Dataset records
+++

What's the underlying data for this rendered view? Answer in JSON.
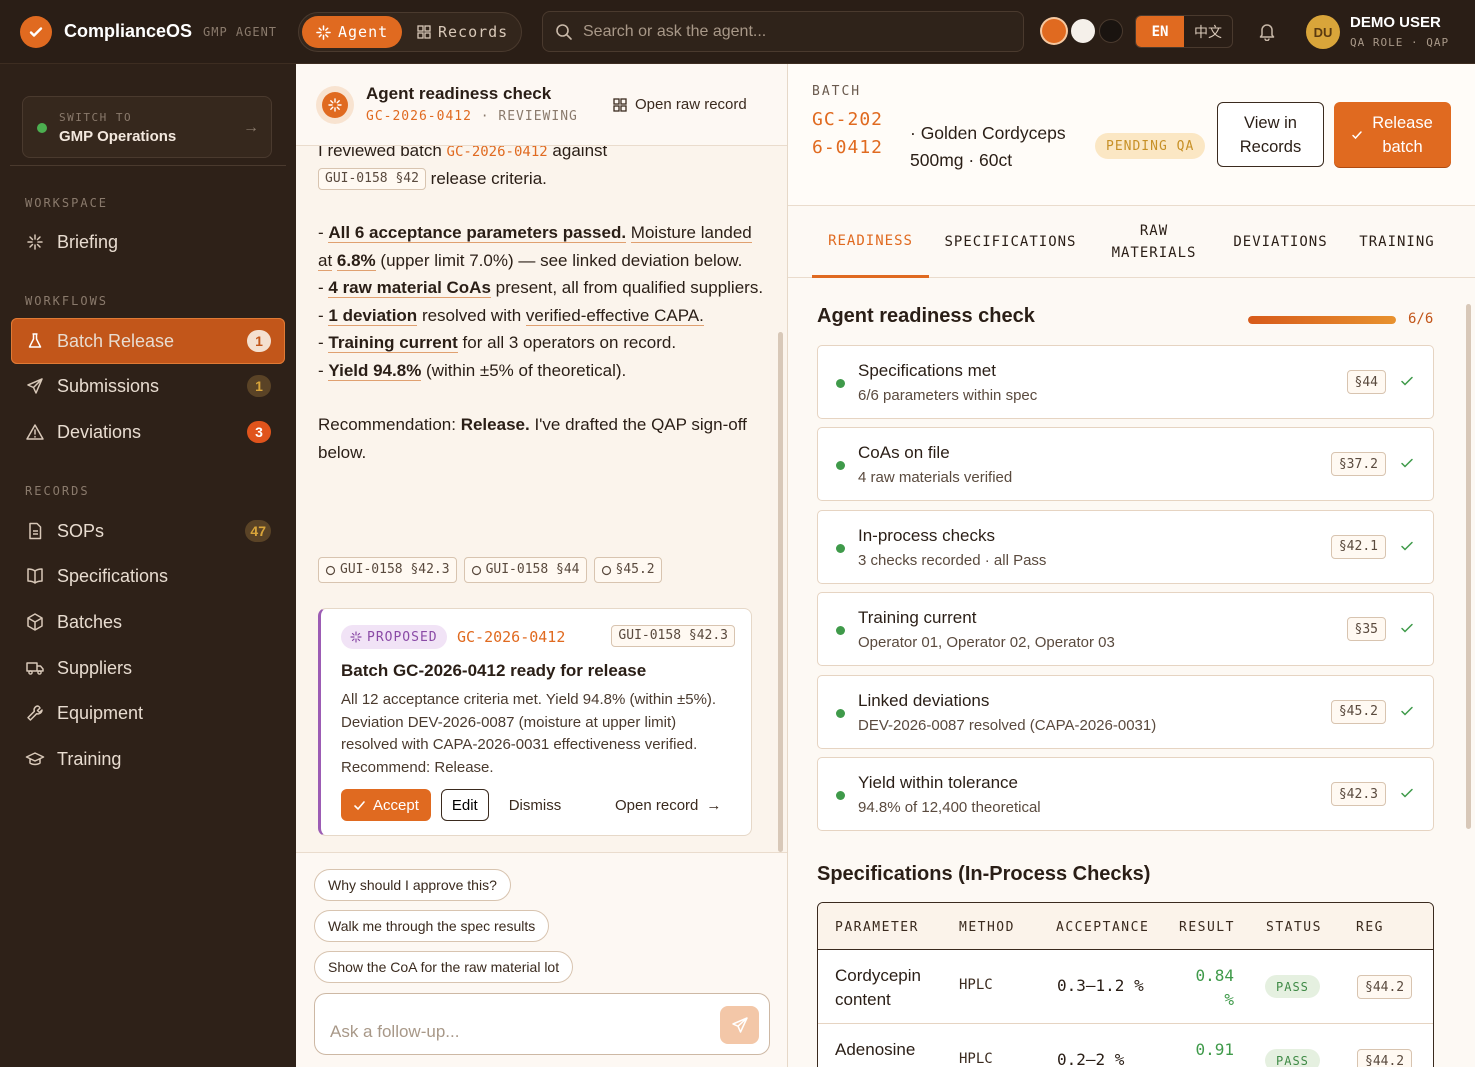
{
  "colors": {
    "accent": "#e06a20",
    "success": "#3f9a4a",
    "proposed": "#9c5cb4",
    "pending": "#c79026"
  },
  "topbar": {
    "brand": "ComplianceOS",
    "brand_sub": "GMP AGENT",
    "modes": [
      {
        "label": "Agent",
        "icon": "sparkle-icon",
        "active": true
      },
      {
        "label": "Records",
        "icon": "grid-icon",
        "active": false
      }
    ],
    "search_placeholder": "Search or ask the agent...",
    "themes": [
      "#e06a20",
      "#f5f0ea",
      "#1a1410"
    ],
    "lang": {
      "en": "EN",
      "zh": "中文",
      "active": "EN"
    },
    "user": {
      "initials": "DU",
      "name": "DEMO USER",
      "role": "QA ROLE · QAP"
    }
  },
  "sidebar": {
    "switch": {
      "kicker": "SWITCH TO",
      "value": "GMP Operations"
    },
    "sections": {
      "workspace": "WORKSPACE",
      "workflows": "WORKFLOWS",
      "records": "RECORDS"
    },
    "workspace": [
      {
        "label": "Briefing",
        "icon": "sparkle-icon"
      }
    ],
    "workflows": [
      {
        "label": "Batch Release",
        "icon": "flask-icon",
        "badge": "1",
        "active": true
      },
      {
        "label": "Submissions",
        "icon": "send-icon",
        "badge": "1"
      },
      {
        "label": "Deviations",
        "icon": "warning-icon",
        "badge": "3"
      }
    ],
    "records": [
      {
        "label": "SOPs",
        "icon": "document-icon",
        "badge": "47"
      },
      {
        "label": "Specifications",
        "icon": "book-icon"
      },
      {
        "label": "Batches",
        "icon": "box-icon"
      },
      {
        "label": "Suppliers",
        "icon": "truck-icon"
      },
      {
        "label": "Equipment",
        "icon": "wrench-icon"
      },
      {
        "label": "Training",
        "icon": "graduation-cap-icon"
      }
    ]
  },
  "chat": {
    "title": "Agent readiness check",
    "batch": "GC-2026-0412",
    "state": "REVIEWING",
    "open_raw": "Open raw record",
    "msg": {
      "l1a": "I reviewed batch",
      "l1b": "GC-2026-0412",
      "l1c": "against",
      "ref1": "GUI-0158 §42",
      "l1d": "release criteria.",
      "b1s": "All 6 acceptance parameters passed.",
      "b1a": "Moisture landed at",
      "b1v": "6.8%",
      "b1b": "(upper limit 7.0%) — see linked deviation below.",
      "b2s": "4 raw material CoAs",
      "b2a": "present, all from qualified suppliers.",
      "b3s": "1 deviation",
      "b3a": "resolved with",
      "b3u": "verified-effective CAPA.",
      "b4s": "Training current",
      "b4a": "for all 3 operators on record.",
      "b5s": "Yield 94.8%",
      "b5a": "(within ±5% of theoretical).",
      "r1": "Recommendation:",
      "r2": "Release.",
      "r3": "I've drafted the QAP sign-off below."
    },
    "refs": [
      "GUI-0158 §42.3",
      "GUI-0158 §44",
      "§45.2"
    ],
    "proposal": {
      "tag": "PROPOSED",
      "batch": "GC-2026-0412",
      "ref": "GUI-0158 §42.3",
      "title": "Batch GC-2026-0412 ready for release",
      "body": "All 12 acceptance criteria met. Yield 94.8% (within ±5%). Deviation DEV-2026-0087 (moisture at upper limit) resolved with CAPA-2026-0031 effectiveness verified. Recommend: Release.",
      "accept": "Accept",
      "edit": "Edit",
      "dismiss": "Dismiss",
      "open": "Open record"
    },
    "suggestions": [
      "Why should I approve this?",
      "Walk me through the spec results",
      "Show the CoA for the raw material lot"
    ],
    "followup_placeholder": "Ask a follow-up..."
  },
  "batch": {
    "kicker": "BATCH",
    "id": "GC-2026-0412",
    "product": "· Golden Cordyceps 500mg · 60ct",
    "status": "PENDING QA",
    "view": "View in Records",
    "release": "Release batch",
    "tabs": [
      "READINESS",
      "SPECIFICATIONS",
      "RAW MATERIALS",
      "DEVIATIONS",
      "TRAINING"
    ],
    "active_tab": "READINESS",
    "readiness": {
      "title": "Agent readiness check",
      "progress_text": "6/6",
      "progress": 1.0,
      "items": [
        {
          "title": "Specifications met",
          "sub": "6/6 parameters within spec",
          "ref": "§44"
        },
        {
          "title": "CoAs on file",
          "sub": "4 raw materials verified",
          "ref": "§37.2"
        },
        {
          "title": "In-process checks",
          "sub": "3 checks recorded · all Pass",
          "ref": "§42.1"
        },
        {
          "title": "Training current",
          "sub": "Operator 01, Operator 02, Operator 03",
          "ref": "§35"
        },
        {
          "title": "Linked deviations",
          "sub": "DEV-2026-0087 resolved (CAPA-2026-0031)",
          "ref": "§45.2"
        },
        {
          "title": "Yield within tolerance",
          "sub": "94.8% of 12,400 theoretical",
          "ref": "§42.3"
        }
      ]
    },
    "specs": {
      "title": "Specifications (In-Process Checks)",
      "headers": [
        "PARAMETER",
        "METHOD",
        "ACCEPTANCE",
        "RESULT",
        "STATUS",
        "REG"
      ],
      "rows": [
        {
          "param": "Cordycepin content",
          "method": "HPLC",
          "acceptance": "0.3–1.2 %",
          "result": "0.84 %",
          "status": "PASS",
          "reg": "§44.2"
        },
        {
          "param": "Adenosine",
          "method": "HPLC",
          "acceptance": "0.2–2 %",
          "result": "0.91",
          "status": "PASS",
          "reg": "§44.2"
        }
      ]
    }
  }
}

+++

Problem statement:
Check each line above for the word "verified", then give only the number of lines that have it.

Expected answer:
3